# [ABOUT THIS EXERCISE]
How many lines in the data hold the string "Points"? State the number alone.

# [WORKING DATA]

• • •

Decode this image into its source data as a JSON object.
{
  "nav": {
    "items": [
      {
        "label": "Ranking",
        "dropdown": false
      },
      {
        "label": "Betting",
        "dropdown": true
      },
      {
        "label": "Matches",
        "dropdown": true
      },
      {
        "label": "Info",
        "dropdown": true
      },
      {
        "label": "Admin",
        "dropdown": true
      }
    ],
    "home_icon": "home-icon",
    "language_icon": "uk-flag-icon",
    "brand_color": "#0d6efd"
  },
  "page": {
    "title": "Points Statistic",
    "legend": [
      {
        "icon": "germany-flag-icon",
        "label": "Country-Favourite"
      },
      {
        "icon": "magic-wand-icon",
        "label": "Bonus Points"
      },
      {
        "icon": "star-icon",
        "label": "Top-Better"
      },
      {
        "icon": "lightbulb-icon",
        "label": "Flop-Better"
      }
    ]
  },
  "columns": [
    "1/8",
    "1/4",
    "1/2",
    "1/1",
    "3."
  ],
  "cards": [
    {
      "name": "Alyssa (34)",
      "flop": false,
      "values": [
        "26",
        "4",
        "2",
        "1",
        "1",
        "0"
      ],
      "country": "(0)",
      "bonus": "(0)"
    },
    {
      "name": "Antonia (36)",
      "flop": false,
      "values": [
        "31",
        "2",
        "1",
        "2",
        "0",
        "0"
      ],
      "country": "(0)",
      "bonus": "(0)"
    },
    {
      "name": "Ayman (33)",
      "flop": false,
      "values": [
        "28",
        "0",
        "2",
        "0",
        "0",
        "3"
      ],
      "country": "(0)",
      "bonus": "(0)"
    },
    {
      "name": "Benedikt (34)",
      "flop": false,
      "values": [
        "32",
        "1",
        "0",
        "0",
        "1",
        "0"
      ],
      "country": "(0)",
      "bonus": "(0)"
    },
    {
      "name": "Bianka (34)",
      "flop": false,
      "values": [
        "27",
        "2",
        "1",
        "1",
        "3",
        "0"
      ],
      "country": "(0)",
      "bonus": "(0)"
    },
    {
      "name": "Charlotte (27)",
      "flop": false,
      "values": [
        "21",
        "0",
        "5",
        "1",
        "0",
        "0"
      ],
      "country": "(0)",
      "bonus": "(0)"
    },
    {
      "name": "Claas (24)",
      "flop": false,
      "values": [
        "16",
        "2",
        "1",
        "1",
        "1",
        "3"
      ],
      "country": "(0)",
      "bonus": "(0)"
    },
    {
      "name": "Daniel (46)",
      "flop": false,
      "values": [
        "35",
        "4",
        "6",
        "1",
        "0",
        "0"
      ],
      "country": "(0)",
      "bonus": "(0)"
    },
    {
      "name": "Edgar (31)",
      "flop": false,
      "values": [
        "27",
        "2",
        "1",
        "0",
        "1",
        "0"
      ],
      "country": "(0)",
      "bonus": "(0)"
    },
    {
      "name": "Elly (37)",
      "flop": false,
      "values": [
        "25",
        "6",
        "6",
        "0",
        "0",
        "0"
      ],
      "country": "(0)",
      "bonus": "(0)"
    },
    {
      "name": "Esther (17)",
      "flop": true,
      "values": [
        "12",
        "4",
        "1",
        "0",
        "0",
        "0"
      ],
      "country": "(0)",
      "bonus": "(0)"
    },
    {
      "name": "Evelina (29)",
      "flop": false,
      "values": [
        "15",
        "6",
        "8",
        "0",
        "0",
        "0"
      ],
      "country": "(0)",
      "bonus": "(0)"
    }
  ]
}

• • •

# [RESPONSE]
2